For classic science fiction I do not mean the one relegated to a specific period, but the one close to a romantic vision that tells stories where the protagonist is the man, his deeds, his heart. But the heart is not just a human being’s inner side, there is also an outer side connected to the world in which man lives, the environment in which he is immersed, be it a spaceship, a space station or – as in the case of “Oblivion” – the Earth in a post-apocalyptic version. Here, the interaction between human beings and the environment acts as a conscience, able to tap into an energy that flows in the human mind but at the same time survive outside of it, maybe in that “place” that we call soul.
In Oblivion the apocalypse was willed by alien invaders who destroyed the Moon first, then waited the devastating consequences, earthquakes and tsunamis, finally they stuck with their army and nuclear bombs a land now uninhabitable, against a population already wiped out by disasters and hunger. Human beings have still won the war but were forced to emigrate on Titan, a moon of Saturn. The aliens, called Scavengers, are left on Earth.
Two human technicians – Jack Harper (Tom Cruise) and Victoria Olsen (Andrea Riseborough) – living in a house above the clouds and carry out work of territorial control and maintenance of the drones.
These drones patrol the pumps designed to draw the water of the oceans, water taken to ensure the survival of the human race on Titan. But there is something strange that disturbs Jack Harper’s sleep, dreams of a life never lived, never known images of a woman and an almost ancestral attachment to a planet that can not host him but on which it would like to stay. Questions and uncertainties begin to crowd the mind of Jack.
All this is just a long prologue that prepares us, slowly but also with absolute clarity, to subsequent events marked by major twists. The unpredictability is left to the attention of the viewer, in fact the plot twists are not created to impress or destabilizing, but they act as engines to give push to the story; they remain consistent to the plot and rather than subvert, they widen the overall vision allowing the story to develop into a compact and progressive way, without undue entanglement. The beauty of the script – written by Michael Debruyn and Karl Gajdusek – just lies in its fluidity and in its gradual growth that captivates without resorting to bombastic special effects.

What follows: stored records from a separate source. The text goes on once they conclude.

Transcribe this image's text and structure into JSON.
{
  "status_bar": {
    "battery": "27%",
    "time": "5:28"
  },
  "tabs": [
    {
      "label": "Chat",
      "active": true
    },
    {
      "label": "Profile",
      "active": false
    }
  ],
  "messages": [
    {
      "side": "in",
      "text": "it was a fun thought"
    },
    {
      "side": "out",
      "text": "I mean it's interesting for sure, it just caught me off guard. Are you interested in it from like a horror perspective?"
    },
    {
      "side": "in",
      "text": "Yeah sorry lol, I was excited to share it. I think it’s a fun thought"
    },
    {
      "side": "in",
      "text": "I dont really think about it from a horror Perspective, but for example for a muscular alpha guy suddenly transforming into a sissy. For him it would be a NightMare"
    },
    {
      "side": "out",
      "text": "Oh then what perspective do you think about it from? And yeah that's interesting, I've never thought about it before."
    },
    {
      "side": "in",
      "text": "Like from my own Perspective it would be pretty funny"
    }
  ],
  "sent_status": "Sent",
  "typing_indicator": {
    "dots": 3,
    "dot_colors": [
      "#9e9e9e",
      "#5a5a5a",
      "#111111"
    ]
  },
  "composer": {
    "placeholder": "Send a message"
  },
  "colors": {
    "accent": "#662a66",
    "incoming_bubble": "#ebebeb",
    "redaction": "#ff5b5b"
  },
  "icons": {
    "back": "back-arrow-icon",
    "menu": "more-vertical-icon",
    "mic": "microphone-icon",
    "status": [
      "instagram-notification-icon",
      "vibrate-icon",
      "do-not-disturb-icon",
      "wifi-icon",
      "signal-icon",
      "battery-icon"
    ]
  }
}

Above I mentioned the “romantic sci-fi” that, in Oblivion, it’s just like a knightly science-fiction but without the epic space opera – that we see in Star Wars, for example – . Oblivion’s plot focuses on the path of the single character: so, Jack becomes a sort of Parsifal of 2077 and his research is not only external but also internal and is always directed towards the human soul.
The script is from the unpublished graphic novel developed by director Joseph Kosinski with Arvid Nelson.
Joseph Kosinski had already demonstrated with “Tron: Legacy” its ability to handle complex scripts without taking refuge in the frenetic style for the most difficult moments to interpret, on the contrary, he resorts to the elegance with moments of pure aesthetic inspired, even in action scenes, from great sci-fi movies.
Viewer goes by images and by association of ideas, through small details that recall the classic science fiction as “Planet of the Apes”, “2001: A Space Odyssey”, first and second Star Wars’ trilogy, but also “Indipendence Day”, “Moon” and “Wall·E”. Nothing is left to the case.
“Oblivion” is a film of high stylistic level: elegant in the setting with a sophisticated photography, shows personality for what concerns the actors, of great emotional impact content and surrounded by charming soundtrack.
A science fiction film that leaves its mark where the environment creates poetry, poetry becomes action and every action tells the soul of the human being.
If we have souls,
they’re made of the love we share.
Undimmed by time, unbound by death.
first image: Tom Cruise plays Jack Harper
second image: Olga Kurylenko plays Julia
all images in article ©Universal